**What to produce**
From the data that follows, copy every line with the string "Expanded".

**Stored items from a collection**
-.-.-

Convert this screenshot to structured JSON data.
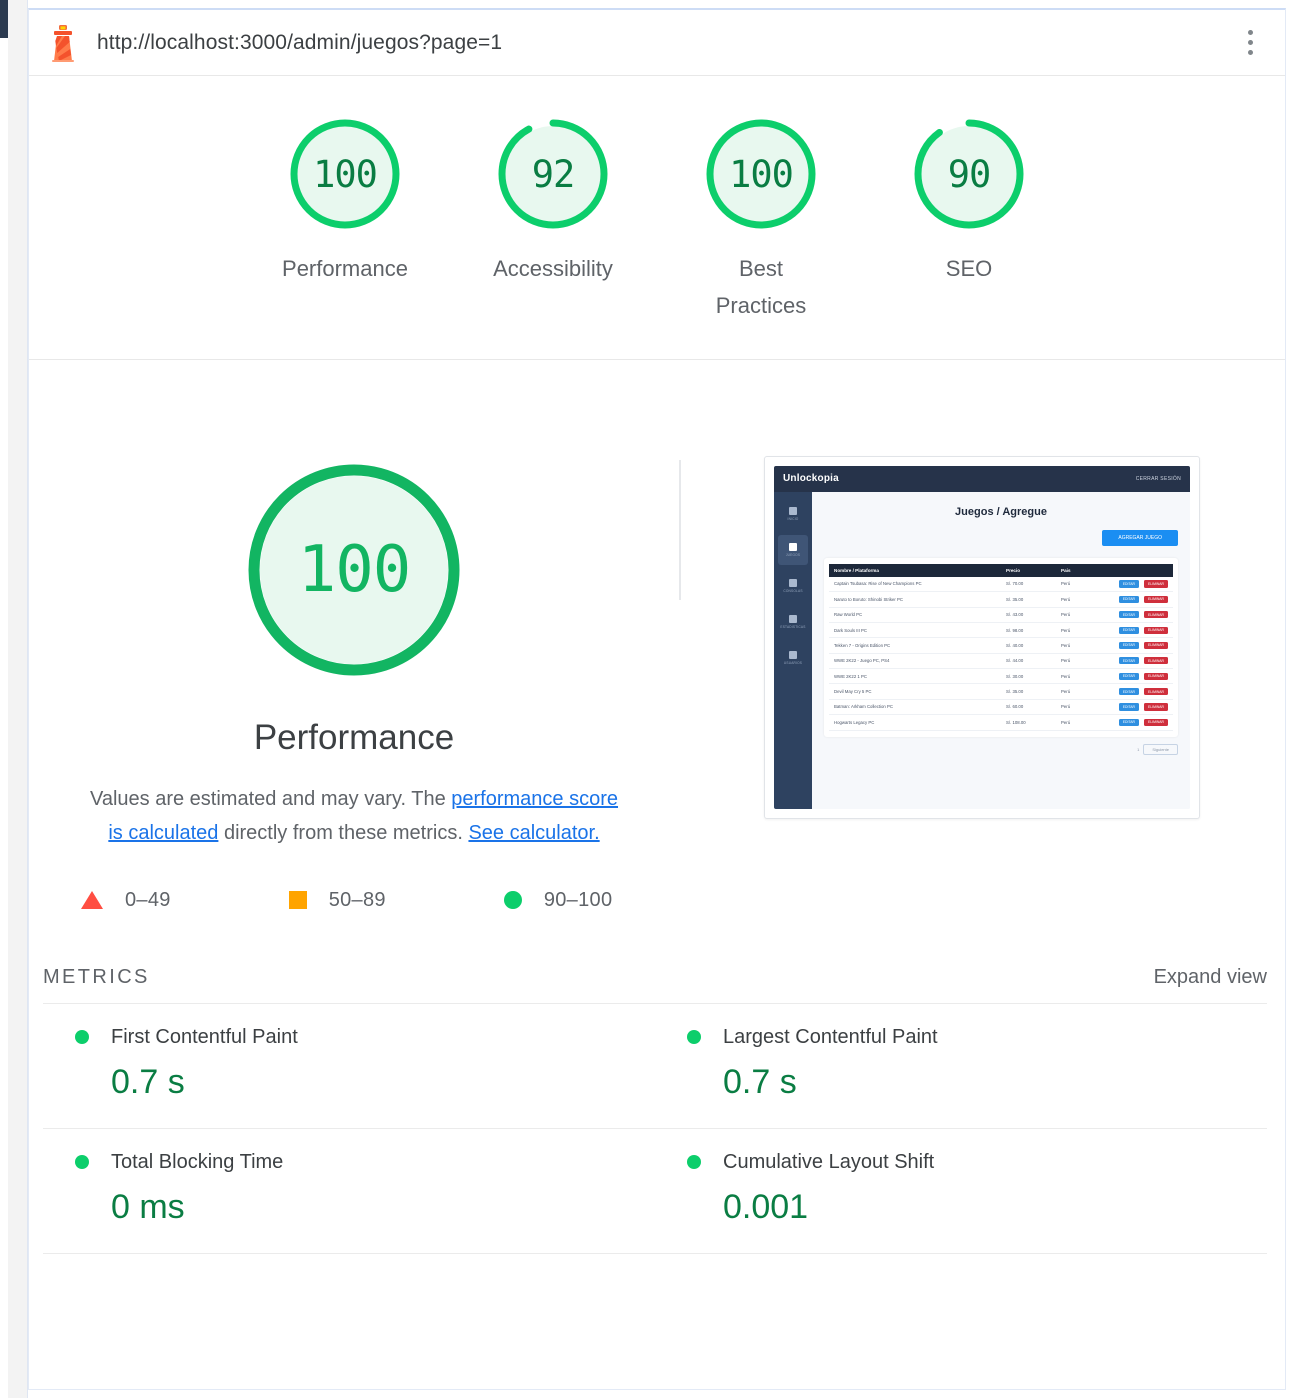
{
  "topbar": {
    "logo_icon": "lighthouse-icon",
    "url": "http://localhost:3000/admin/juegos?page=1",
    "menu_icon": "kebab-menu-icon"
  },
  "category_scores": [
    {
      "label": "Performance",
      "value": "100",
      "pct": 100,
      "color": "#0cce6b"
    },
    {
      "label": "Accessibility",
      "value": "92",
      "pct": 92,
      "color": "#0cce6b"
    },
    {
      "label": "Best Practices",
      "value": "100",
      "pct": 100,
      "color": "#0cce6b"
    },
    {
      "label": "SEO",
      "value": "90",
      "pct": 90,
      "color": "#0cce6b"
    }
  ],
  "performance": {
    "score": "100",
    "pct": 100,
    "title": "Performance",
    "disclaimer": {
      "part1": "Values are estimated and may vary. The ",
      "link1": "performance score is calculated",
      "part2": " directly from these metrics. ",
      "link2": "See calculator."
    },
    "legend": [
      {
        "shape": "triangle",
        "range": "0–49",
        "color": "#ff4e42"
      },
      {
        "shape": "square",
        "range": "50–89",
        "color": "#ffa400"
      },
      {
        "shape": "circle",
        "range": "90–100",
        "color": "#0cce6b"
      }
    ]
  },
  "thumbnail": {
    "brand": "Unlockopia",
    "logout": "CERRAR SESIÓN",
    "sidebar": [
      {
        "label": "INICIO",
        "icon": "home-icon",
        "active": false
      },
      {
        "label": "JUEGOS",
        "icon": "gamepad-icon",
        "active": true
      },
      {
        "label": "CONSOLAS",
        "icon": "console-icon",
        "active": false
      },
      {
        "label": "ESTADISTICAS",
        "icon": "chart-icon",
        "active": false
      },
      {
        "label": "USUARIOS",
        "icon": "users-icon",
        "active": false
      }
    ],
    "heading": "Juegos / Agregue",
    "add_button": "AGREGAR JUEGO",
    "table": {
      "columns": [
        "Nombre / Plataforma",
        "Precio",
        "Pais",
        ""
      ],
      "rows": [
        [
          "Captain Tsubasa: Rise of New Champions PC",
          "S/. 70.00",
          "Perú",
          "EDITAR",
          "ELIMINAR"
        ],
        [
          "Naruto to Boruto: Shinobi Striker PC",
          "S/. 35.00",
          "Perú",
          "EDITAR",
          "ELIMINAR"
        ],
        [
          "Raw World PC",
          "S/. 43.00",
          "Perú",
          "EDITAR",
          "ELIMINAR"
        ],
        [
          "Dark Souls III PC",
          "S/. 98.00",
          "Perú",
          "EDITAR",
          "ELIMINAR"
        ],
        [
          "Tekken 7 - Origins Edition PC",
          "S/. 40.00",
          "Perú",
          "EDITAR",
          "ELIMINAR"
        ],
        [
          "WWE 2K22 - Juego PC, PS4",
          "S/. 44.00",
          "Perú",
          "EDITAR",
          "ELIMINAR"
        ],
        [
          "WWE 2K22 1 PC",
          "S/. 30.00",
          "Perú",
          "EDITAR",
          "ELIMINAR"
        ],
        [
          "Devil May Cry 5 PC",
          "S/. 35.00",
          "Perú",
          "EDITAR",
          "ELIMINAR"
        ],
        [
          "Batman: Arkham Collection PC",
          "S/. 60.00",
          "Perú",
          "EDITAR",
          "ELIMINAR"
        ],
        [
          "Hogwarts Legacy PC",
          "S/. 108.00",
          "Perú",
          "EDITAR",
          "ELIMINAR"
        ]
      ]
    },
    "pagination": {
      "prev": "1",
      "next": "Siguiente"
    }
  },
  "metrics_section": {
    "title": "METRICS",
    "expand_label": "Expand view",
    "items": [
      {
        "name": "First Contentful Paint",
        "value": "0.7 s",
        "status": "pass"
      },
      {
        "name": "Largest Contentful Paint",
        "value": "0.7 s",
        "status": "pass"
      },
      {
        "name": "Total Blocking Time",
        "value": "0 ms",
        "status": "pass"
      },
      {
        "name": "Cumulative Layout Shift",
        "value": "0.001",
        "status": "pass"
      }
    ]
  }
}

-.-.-

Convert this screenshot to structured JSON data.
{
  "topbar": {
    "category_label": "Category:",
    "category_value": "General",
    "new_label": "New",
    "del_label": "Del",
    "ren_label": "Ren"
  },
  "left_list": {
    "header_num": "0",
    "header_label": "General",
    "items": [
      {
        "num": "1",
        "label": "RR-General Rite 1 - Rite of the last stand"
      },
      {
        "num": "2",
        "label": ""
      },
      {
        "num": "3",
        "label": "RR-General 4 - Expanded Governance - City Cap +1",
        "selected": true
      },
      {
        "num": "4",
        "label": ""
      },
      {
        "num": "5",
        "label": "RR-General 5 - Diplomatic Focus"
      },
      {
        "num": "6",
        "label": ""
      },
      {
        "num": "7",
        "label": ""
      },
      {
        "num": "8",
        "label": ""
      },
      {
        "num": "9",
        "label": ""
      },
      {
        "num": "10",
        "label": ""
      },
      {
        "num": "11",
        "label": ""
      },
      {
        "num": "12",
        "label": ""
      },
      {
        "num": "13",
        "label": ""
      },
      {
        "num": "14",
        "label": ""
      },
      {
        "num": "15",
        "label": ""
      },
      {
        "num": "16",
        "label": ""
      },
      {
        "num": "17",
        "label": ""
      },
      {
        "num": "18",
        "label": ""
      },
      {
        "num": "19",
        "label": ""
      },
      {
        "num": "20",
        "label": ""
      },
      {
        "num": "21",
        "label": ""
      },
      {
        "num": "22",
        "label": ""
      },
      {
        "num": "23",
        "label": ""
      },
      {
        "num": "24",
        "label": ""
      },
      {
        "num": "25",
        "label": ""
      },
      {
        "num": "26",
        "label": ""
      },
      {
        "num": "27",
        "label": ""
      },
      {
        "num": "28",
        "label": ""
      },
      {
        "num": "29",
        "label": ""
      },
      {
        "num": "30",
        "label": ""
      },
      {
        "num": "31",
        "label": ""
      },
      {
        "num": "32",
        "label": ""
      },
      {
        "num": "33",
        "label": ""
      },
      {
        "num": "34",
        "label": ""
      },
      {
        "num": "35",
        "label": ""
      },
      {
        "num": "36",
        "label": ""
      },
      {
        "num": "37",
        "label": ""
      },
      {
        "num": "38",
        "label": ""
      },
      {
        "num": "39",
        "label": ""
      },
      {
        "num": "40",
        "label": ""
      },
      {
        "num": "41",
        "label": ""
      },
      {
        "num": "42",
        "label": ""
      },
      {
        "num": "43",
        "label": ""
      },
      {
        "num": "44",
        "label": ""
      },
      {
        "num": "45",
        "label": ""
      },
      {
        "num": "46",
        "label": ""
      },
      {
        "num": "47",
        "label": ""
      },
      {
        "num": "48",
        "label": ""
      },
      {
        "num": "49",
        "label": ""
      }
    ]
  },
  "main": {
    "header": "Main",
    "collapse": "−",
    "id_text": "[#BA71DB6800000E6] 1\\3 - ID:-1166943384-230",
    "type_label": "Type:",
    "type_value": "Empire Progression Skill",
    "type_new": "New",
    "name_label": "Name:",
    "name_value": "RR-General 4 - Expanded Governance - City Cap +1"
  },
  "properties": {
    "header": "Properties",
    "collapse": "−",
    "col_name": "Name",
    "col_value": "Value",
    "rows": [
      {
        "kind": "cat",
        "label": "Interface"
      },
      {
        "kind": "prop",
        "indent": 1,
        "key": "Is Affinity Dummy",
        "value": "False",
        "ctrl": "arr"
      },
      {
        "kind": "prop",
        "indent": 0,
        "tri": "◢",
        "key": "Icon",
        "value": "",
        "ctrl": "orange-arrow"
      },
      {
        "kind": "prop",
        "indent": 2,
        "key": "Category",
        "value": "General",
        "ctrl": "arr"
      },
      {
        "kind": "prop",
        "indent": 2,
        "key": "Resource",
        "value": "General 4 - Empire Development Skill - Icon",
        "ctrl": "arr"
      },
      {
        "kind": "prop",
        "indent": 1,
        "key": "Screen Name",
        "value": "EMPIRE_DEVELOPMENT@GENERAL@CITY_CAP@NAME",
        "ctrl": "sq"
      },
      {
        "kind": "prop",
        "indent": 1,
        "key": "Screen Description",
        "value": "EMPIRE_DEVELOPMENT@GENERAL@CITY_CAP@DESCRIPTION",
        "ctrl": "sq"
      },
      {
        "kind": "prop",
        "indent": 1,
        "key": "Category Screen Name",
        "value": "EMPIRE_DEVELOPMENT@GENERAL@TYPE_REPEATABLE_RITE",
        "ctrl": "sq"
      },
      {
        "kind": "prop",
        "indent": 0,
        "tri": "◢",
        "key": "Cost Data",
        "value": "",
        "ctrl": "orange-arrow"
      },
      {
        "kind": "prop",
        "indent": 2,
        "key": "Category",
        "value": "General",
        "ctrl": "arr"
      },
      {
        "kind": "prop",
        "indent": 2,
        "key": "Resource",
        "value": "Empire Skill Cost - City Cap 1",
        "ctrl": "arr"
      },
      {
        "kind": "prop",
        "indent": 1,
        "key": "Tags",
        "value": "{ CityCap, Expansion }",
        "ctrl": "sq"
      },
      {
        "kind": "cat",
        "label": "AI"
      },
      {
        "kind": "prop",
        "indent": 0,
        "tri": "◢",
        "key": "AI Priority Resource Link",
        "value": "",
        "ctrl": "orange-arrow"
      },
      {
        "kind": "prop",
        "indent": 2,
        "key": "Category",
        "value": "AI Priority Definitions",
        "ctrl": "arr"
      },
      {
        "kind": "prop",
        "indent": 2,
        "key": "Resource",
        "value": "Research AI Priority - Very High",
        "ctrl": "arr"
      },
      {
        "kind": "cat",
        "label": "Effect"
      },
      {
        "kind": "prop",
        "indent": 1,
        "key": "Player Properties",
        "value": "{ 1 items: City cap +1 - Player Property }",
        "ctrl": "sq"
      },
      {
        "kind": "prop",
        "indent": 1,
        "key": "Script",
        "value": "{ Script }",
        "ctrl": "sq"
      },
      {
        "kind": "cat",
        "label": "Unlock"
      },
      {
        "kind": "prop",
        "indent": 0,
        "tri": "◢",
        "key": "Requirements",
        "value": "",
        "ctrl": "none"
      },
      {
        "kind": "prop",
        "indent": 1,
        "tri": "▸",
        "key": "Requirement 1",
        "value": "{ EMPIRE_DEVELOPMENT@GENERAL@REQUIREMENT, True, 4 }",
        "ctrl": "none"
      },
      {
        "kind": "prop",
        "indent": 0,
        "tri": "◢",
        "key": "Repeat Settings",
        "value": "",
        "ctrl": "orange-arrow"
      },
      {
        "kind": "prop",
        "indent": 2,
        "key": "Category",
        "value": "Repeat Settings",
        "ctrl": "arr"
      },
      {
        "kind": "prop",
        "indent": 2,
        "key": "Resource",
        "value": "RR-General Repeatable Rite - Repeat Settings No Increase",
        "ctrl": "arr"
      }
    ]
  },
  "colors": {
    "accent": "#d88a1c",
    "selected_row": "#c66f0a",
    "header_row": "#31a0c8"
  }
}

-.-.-

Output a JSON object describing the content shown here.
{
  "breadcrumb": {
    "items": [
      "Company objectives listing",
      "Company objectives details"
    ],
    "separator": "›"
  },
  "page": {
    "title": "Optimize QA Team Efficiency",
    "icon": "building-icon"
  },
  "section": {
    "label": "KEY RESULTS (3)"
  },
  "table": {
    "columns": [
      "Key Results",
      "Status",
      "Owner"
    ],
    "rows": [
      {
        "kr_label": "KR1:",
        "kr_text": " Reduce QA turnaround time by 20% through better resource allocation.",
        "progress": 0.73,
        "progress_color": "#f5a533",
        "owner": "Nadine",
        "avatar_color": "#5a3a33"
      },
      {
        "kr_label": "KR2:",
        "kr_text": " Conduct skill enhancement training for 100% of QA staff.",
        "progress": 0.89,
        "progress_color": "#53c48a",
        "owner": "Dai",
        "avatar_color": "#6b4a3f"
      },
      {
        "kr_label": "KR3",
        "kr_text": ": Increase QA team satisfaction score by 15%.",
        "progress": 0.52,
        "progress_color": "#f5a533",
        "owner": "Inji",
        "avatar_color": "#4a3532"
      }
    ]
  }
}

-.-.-

**Finished task**
        "label": "RR-General 4 - Expanded Governance - City Cap +1",
    "name_value": "RR-General 4 - Expanded Governance - City Cap +1"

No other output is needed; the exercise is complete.